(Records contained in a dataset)
- - - - - - -
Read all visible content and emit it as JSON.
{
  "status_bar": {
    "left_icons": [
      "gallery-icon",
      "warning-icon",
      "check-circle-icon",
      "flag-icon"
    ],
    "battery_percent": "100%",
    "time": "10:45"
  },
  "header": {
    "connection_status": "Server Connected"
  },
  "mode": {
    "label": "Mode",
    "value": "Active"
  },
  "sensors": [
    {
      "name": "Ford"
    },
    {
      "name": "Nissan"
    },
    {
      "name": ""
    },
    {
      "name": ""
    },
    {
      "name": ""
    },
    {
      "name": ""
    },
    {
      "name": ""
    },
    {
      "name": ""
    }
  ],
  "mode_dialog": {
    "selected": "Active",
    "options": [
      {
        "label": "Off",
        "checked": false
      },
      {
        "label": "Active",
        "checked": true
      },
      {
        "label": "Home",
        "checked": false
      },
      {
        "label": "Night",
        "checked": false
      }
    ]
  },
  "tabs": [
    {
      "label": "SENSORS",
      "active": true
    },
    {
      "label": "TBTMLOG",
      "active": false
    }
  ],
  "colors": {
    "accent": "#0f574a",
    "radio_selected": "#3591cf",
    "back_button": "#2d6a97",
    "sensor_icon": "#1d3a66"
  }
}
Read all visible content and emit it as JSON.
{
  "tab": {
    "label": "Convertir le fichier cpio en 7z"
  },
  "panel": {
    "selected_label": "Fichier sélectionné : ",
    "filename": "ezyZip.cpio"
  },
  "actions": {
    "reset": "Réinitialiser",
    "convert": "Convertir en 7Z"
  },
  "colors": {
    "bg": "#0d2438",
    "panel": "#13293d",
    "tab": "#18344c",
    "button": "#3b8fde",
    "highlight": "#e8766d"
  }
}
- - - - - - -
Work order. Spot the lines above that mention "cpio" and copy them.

Result below.
    "label": "Convertir le fichier cpio en 7z"
    "filename": "ezyZip.cpio"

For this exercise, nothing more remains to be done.